Where in the records does the word "cheese" occur? Copy each line in which it does.

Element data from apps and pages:
- - -

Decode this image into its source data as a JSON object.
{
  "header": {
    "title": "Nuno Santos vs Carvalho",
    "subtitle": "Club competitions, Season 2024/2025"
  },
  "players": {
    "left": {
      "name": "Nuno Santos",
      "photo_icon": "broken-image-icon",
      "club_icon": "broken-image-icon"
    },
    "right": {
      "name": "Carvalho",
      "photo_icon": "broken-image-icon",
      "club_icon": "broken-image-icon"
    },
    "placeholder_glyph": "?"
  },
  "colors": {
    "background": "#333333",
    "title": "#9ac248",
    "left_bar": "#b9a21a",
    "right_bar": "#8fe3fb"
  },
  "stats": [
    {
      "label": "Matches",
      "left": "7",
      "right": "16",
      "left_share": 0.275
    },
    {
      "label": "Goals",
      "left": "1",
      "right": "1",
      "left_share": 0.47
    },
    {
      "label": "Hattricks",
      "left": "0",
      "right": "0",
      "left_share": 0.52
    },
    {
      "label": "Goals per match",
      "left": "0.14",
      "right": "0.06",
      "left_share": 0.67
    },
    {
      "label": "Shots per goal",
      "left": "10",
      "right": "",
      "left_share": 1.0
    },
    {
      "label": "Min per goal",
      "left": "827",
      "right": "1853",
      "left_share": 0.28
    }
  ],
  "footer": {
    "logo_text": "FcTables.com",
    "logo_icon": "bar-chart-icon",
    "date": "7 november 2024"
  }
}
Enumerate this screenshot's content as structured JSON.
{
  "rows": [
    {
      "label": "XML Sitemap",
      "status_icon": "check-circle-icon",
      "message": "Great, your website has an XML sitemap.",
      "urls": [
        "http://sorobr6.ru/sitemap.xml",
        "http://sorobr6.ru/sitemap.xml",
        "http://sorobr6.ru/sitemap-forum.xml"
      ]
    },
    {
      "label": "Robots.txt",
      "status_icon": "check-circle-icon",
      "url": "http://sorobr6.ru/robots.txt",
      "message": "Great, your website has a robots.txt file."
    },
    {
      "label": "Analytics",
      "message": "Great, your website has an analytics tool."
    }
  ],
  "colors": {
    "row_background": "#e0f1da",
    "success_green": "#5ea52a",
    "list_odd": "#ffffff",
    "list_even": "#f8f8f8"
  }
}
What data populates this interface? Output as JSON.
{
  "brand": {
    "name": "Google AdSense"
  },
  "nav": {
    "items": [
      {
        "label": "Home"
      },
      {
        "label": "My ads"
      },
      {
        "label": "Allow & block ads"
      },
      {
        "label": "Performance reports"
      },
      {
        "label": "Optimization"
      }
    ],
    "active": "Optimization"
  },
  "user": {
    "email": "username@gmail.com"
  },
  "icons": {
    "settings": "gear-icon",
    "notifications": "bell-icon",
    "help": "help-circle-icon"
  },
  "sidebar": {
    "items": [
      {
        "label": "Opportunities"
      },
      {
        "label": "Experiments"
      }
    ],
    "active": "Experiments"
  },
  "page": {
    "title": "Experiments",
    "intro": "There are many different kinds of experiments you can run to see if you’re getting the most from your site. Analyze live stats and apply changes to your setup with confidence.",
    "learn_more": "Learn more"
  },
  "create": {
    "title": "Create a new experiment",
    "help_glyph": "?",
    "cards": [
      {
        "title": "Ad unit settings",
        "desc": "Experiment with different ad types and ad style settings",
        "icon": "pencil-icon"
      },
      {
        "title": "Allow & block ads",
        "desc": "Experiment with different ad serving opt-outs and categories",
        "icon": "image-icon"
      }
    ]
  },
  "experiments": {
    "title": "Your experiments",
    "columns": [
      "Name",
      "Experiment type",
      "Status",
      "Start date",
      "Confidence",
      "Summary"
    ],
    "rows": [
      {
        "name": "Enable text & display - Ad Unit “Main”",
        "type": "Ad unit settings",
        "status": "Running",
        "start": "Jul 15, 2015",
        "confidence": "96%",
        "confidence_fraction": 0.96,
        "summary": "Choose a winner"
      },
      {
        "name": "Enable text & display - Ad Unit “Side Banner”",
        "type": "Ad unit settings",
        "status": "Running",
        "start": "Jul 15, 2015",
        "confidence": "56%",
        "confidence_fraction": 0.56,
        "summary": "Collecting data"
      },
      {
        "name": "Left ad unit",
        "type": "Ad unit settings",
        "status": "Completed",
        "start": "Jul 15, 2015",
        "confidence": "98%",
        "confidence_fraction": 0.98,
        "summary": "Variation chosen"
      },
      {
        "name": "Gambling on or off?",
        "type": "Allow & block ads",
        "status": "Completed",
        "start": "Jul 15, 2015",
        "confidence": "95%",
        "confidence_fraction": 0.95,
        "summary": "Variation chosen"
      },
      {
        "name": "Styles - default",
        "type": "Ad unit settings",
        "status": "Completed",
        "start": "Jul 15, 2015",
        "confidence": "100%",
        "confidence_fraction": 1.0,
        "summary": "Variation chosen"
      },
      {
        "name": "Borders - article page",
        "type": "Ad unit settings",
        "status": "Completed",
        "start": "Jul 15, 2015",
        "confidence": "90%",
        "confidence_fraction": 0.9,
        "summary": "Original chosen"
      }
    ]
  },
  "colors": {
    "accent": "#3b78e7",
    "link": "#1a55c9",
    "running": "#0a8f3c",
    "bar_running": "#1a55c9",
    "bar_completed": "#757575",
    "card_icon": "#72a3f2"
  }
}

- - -

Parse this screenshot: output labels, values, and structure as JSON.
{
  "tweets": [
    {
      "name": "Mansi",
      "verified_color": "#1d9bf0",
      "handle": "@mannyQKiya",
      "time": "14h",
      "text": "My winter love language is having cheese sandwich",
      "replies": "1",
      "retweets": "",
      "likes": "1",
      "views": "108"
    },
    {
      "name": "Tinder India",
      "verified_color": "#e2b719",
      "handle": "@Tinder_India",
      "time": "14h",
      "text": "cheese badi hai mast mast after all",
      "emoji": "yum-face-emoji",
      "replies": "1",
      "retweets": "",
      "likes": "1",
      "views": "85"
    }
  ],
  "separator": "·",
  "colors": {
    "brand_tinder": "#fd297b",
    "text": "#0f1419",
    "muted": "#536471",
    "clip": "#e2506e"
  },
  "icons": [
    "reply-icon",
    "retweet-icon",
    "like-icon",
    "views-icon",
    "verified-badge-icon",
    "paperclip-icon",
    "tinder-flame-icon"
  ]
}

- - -

* EXPECTED ANSWER:
      "text": "My winter love language is having cheese sandwich",
      "text": "cheese badi hai mast mast after all",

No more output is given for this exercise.